§ **Instructions to follow**
Retype the whole listing exactly.

-------- Supplied records

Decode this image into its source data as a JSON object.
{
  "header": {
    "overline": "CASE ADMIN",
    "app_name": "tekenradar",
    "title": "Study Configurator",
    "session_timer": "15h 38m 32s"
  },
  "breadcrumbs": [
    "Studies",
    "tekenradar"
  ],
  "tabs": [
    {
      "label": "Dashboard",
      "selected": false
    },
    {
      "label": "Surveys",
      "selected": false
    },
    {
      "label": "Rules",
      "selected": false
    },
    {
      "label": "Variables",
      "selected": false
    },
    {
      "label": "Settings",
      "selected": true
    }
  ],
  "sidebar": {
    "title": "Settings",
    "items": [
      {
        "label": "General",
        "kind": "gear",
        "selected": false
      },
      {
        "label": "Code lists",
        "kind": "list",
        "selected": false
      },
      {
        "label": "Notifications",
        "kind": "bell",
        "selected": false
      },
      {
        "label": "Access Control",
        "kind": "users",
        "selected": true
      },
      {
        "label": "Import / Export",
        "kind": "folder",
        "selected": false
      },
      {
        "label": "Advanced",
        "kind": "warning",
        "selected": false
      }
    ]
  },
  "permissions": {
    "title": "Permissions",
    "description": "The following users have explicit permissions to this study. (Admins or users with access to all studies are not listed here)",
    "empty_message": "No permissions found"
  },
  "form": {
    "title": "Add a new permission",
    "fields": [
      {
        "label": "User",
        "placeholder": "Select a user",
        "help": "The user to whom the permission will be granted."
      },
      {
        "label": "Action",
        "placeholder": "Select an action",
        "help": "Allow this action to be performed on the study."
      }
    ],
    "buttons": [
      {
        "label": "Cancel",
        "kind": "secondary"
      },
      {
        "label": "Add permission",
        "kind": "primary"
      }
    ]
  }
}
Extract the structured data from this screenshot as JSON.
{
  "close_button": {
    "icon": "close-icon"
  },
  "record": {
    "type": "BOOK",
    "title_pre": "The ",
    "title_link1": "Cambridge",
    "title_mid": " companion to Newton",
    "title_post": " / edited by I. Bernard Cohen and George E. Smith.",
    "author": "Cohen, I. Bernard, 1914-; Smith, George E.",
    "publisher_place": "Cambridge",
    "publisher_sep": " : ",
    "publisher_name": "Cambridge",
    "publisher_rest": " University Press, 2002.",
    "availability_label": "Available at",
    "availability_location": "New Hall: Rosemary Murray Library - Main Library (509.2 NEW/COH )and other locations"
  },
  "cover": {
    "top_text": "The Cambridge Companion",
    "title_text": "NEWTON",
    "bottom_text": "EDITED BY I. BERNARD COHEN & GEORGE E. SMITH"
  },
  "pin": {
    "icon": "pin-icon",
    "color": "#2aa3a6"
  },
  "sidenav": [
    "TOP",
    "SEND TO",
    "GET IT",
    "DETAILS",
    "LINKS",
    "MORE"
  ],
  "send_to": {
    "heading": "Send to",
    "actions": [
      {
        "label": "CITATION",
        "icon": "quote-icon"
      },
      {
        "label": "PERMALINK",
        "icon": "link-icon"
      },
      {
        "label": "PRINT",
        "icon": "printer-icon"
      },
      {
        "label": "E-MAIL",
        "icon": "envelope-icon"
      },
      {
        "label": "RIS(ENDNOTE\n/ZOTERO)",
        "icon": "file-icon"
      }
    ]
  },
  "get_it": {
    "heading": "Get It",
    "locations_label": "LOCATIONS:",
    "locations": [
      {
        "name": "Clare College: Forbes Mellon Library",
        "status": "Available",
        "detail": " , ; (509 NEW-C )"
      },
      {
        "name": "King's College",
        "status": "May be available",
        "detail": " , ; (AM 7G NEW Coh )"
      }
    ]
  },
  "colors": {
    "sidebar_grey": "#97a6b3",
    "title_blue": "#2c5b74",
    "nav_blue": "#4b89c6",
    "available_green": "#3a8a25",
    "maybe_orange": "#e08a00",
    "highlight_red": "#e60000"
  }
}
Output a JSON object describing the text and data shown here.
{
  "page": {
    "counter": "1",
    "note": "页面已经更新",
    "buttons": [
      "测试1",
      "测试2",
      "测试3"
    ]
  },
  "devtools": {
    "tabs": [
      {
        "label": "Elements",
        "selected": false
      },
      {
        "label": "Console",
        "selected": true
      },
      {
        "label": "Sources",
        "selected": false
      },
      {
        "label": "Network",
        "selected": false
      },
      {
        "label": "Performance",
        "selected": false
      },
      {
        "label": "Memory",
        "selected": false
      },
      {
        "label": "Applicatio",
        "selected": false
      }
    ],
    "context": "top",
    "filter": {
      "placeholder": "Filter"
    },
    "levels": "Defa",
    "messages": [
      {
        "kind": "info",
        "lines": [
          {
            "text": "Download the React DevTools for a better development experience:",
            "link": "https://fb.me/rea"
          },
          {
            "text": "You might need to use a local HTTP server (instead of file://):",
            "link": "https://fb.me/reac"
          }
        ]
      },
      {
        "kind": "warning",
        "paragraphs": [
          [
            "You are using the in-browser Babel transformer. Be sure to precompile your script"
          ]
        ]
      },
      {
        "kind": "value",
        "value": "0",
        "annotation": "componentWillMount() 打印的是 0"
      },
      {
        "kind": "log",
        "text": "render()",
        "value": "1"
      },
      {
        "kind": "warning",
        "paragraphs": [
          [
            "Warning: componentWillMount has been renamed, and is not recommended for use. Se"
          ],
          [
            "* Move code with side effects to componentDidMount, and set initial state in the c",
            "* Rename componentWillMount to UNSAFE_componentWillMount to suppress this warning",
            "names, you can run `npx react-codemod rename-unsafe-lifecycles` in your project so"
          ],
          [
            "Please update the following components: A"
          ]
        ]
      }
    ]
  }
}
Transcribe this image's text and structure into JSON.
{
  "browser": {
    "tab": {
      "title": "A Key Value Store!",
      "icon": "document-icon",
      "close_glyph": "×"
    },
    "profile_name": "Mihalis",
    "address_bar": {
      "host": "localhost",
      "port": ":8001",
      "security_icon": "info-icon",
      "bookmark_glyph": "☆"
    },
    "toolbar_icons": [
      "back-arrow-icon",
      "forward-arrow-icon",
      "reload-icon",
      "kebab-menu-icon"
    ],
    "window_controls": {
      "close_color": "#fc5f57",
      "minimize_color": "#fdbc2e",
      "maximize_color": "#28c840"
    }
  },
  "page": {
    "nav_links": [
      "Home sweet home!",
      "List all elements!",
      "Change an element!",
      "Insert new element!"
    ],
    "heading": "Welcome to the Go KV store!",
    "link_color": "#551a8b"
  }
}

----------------

§ **Result below**
Decode this image into its source data as a JSON object.
{
  "header": {
    "overline": "CASE ADMIN",
    "app_name": "tekenradar",
    "title": "Study Configurator",
    "session_timer": "15h 38m 32s"
  },
  "breadcrumbs": [
    "Studies",
    "tekenradar"
  ],
  "tabs": [
    {
      "label": "Dashboard",
      "selected": false
    },
    {
      "label": "Surveys",
      "selected": false
    },
    {
      "label": "Rules",
      "selected": false
    },
    {
      "label": "Variables",
      "selected": false
    },
    {
      "label": "Settings",
      "selected": true
    }
  ],
  "sidebar": {
    "title": "Settings",
    "items": [
      {
        "label": "General",
        "kind": "gear",
        "selected": false
      },
      {
        "label": "Code lists",
        "kind": "list",
        "selected": false
      },
      {
        "label": "Notifications",
        "kind": "bell",
        "selected": false
      },
      {
        "label": "Access Control",
        "kind": "users",
        "selected": true
      },
      {
        "label": "Import / Export",
        "kind": "folder",
        "selected": false
      },
      {
        "label": "Advanced",
        "kind": "warning",
        "selected": false
      }
    ]
  },
  "permissions": {
    "title": "Permissions",
    "description": "The following users have explicit permissions to this study. (Admins or users with access to all studies are not listed here)",
    "empty_message": "No permissions found"
  },
  "form": {
    "title": "Add a new permission",
    "fields": [
      {
        "label": "User",
        "placeholder": "Select a user",
        "help": "The user to whom the permission will be granted."
      },
      {
        "label": "Action",
        "placeholder": "Select an action",
        "help": "Allow this action to be performed on the study."
      }
    ],
    "buttons": [
      {
        "label": "Cancel",
        "kind": "secondary"
      },
      {
        "label": "Add permission",
        "kind": "primary"
      }
    ]
  }
}
Extract the structured data from this screenshot as JSON.
{
  "close_button": {
    "icon": "close-icon"
  },
  "record": {
    "type": "BOOK",
    "title_pre": "The ",
    "title_link1": "Cambridge",
    "title_mid": " companion to Newton",
    "title_post": " / edited by I. Bernard Cohen and George E. Smith.",
    "author": "Cohen, I. Bernard, 1914-; Smith, George E.",
    "publisher_place": "Cambridge",
    "publisher_sep": " : ",
    "publisher_name": "Cambridge",
    "publisher_rest": " University Press, 2002.",
    "availability_label": "Available at",
    "availability_location": "New Hall: Rosemary Murray Library - Main Library (509.2 NEW/COH )and other locations"
  },
  "cover": {
    "top_text": "The Cambridge Companion",
    "title_text": "NEWTON",
    "bottom_text": "EDITED BY I. BERNARD COHEN & GEORGE E. SMITH"
  },
  "pin": {
    "icon": "pin-icon",
    "color": "#2aa3a6"
  },
  "sidenav": [
    "TOP",
    "SEND TO",
    "GET IT",
    "DETAILS",
    "LINKS",
    "MORE"
  ],
  "send_to": {
    "heading": "Send to",
    "actions": [
      {
        "label": "CITATION",
        "icon": "quote-icon"
      },
      {
        "label": "PERMALINK",
        "icon": "link-icon"
      },
      {
        "label": "PRINT",
        "icon": "printer-icon"
      },
      {
        "label": "E-MAIL",
        "icon": "envelope-icon"
      },
      {
        "label": "RIS(ENDNOTE\n/ZOTERO)",
        "icon": "file-icon"
      }
    ]
  },
  "get_it": {
    "heading": "Get It",
    "locations_label": "LOCATIONS:",
    "locations": [
      {
        "name": "Clare College: Forbes Mellon Library",
        "status": "Available",
        "detail": " , ; (509 NEW-C )"
      },
      {
        "name": "King's College",
        "status": "May be available",
        "detail": " , ; (AM 7G NEW Coh )"
      }
    ]
  },
  "colors": {
    "sidebar_grey": "#97a6b3",
    "title_blue": "#2c5b74",
    "nav_blue": "#4b89c6",
    "available_green": "#3a8a25",
    "maybe_orange": "#e08a00",
    "highlight_red": "#e60000"
  }
}
Output a JSON object describing the text and data shown here.
{
  "page": {
    "counter": "1",
    "note": "页面已经更新",
    "buttons": [
      "测试1",
      "测试2",
      "测试3"
    ]
  },
  "devtools": {
    "tabs": [
      {
        "label": "Elements",
        "selected": false
      },
      {
        "label": "Console",
        "selected": true
      },
      {
        "label": "Sources",
        "selected": false
      },
      {
        "label": "Network",
        "selected": false
      },
      {
        "label": "Performance",
        "selected": false
      },
      {
        "label": "Memory",
        "selected": false
      },
      {
        "label": "Applicatio",
        "selected": false
      }
    ],
    "context": "top",
    "filter": {
      "placeholder": "Filter"
    },
    "levels": "Defa",
    "messages": [
      {
        "kind": "info",
        "lines": [
          {
            "text": "Download the React DevTools for a better development experience:",
            "link": "https://fb.me/rea"
          },
          {
            "text": "You might need to use a local HTTP server (instead of file://):",
            "link": "https://fb.me/reac"
          }
        ]
      },
      {
        "kind": "warning",
        "paragraphs": [
          [
            "You are using the in-browser Babel transformer. Be sure to precompile your script"
          ]
        ]
      },
      {
        "kind": "value",
        "value": "0",
        "annotation": "componentWillMount() 打印的是 0"
      },
      {
        "kind": "log",
        "text": "render()",
        "value": "1"
      },
      {
        "kind": "warning",
        "paragraphs": [
          [
            "Warning: componentWillMount has been renamed, and is not recommended for use. Se"
          ],
          [
            "* Move code with side effects to componentDidMount, and set initial state in the c",
            "* Rename componentWillMount to UNSAFE_componentWillMount to suppress this warning",
            "names, you can run `npx react-codemod rename-unsafe-lifecycles` in your project so"
          ],
          [
            "Please update the following components: A"
          ]
        ]
      }
    ]
  }
}
Transcribe this image's text and structure into JSON.
{
  "browser": {
    "tab": {
      "title": "A Key Value Store!",
      "icon": "document-icon",
      "close_glyph": "×"
    },
    "profile_name": "Mihalis",
    "address_bar": {
      "host": "localhost",
      "port": ":8001",
      "security_icon": "info-icon",
      "bookmark_glyph": "☆"
    },
    "toolbar_icons": [
      "back-arrow-icon",
      "forward-arrow-icon",
      "reload-icon",
      "kebab-menu-icon"
    ],
    "window_controls": {
      "close_color": "#fc5f57",
      "minimize_color": "#fdbc2e",
      "maximize_color": "#28c840"
    }
  },
  "page": {
    "nav_links": [
      "Home sweet home!",
      "List all elements!",
      "Change an element!",
      "Insert new element!"
    ],
    "heading": "Welcome to the Go KV store!",
    "link_color": "#551a8b"
  }
}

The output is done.